---- RECORDS FOR THE EXERCISE

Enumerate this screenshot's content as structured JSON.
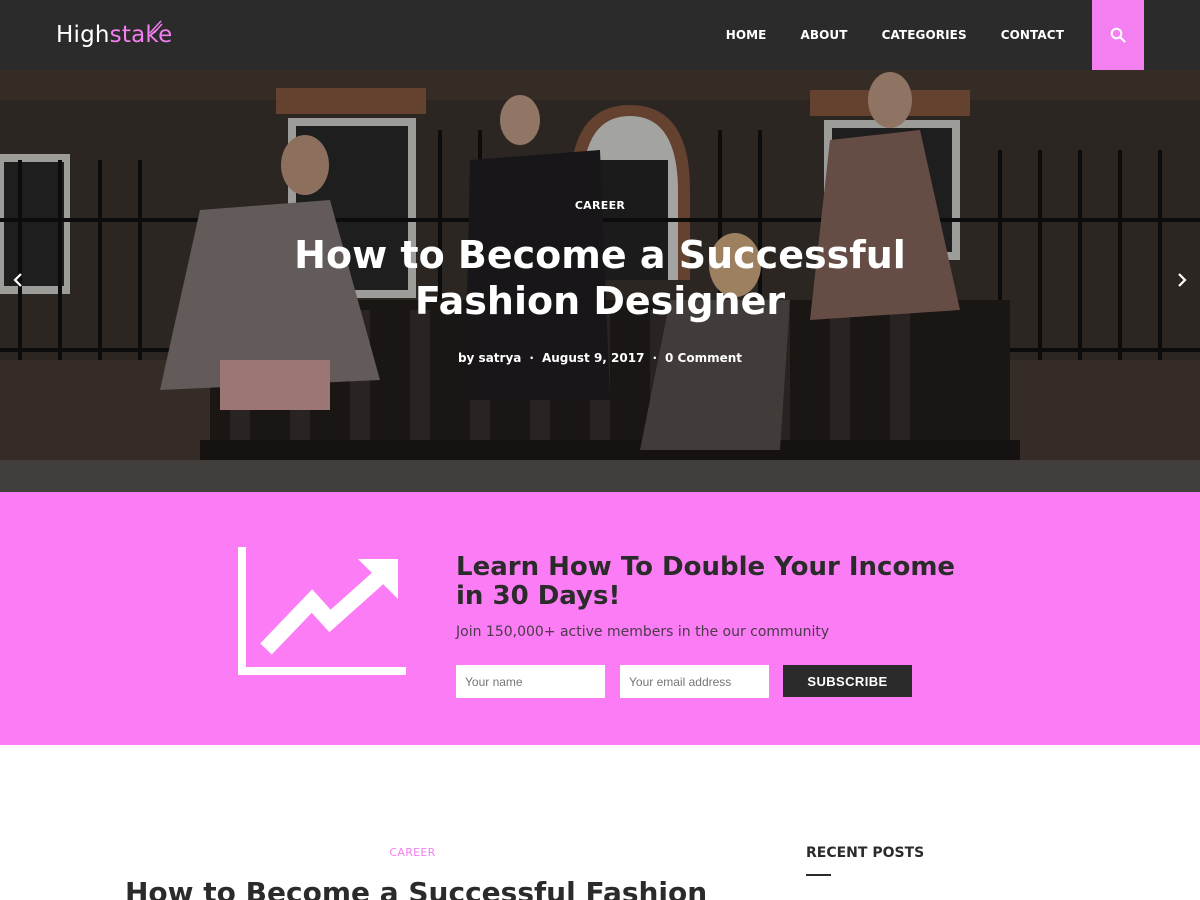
{
  "brand": {
    "name_part1": "High",
    "name_part2": "stake",
    "accent_color": "#f47ff0"
  },
  "nav": {
    "items": [
      {
        "label": "HOME"
      },
      {
        "label": "ABOUT"
      },
      {
        "label": "CATEGORIES"
      },
      {
        "label": "CONTACT"
      }
    ],
    "search_icon": "search-icon"
  },
  "hero": {
    "category": "CAREER",
    "title": "How to Become a Successful Fashion Designer",
    "author": "by satrya",
    "date": "August 9, 2017",
    "comments": "0 Comment",
    "prev_icon": "chevron-left-icon",
    "next_icon": "chevron-right-icon"
  },
  "subscribe": {
    "background": "#fb7cf4",
    "title": "Learn How To Double Your Income in 30 Days!",
    "subtitle": "Join 150,000+ active members in the our community",
    "name_placeholder": "Your name",
    "email_placeholder": "Your email address",
    "button_label": "SUBSCRIBE",
    "icon": "growth-chart-icon"
  },
  "post": {
    "category": "CAREER",
    "title": "How to Become a Successful Fashion"
  },
  "sidebar": {
    "title": "RECENT POSTS"
  }
}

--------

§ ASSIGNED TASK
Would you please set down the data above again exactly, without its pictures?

§ RESPONSE TO THIS EXERCISE
Enumerate this screenshot's content as structured JSON.
{
  "brand": {
    "name_part1": "High",
    "name_part2": "stake",
    "accent_color": "#f47ff0"
  },
  "nav": {
    "items": [
      {
        "label": "HOME"
      },
      {
        "label": "ABOUT"
      },
      {
        "label": "CATEGORIES"
      },
      {
        "label": "CONTACT"
      }
    ],
    "search_icon": "search-icon"
  },
  "hero": {
    "category": "CAREER",
    "title": "How to Become a Successful Fashion Designer",
    "author": "by satrya",
    "date": "August 9, 2017",
    "comments": "0 Comment",
    "prev_icon": "chevron-left-icon",
    "next_icon": "chevron-right-icon"
  },
  "subscribe": {
    "background": "#fb7cf4",
    "title": "Learn How To Double Your Income in 30 Days!",
    "subtitle": "Join 150,000+ active members in the our community",
    "name_placeholder": "Your name",
    "email_placeholder": "Your email address",
    "button_label": "SUBSCRIBE",
    "icon": "growth-chart-icon"
  },
  "post": {
    "category": "CAREER",
    "title": "How to Become a Successful Fashion"
  },
  "sidebar": {
    "title": "RECENT POSTS"
  }
}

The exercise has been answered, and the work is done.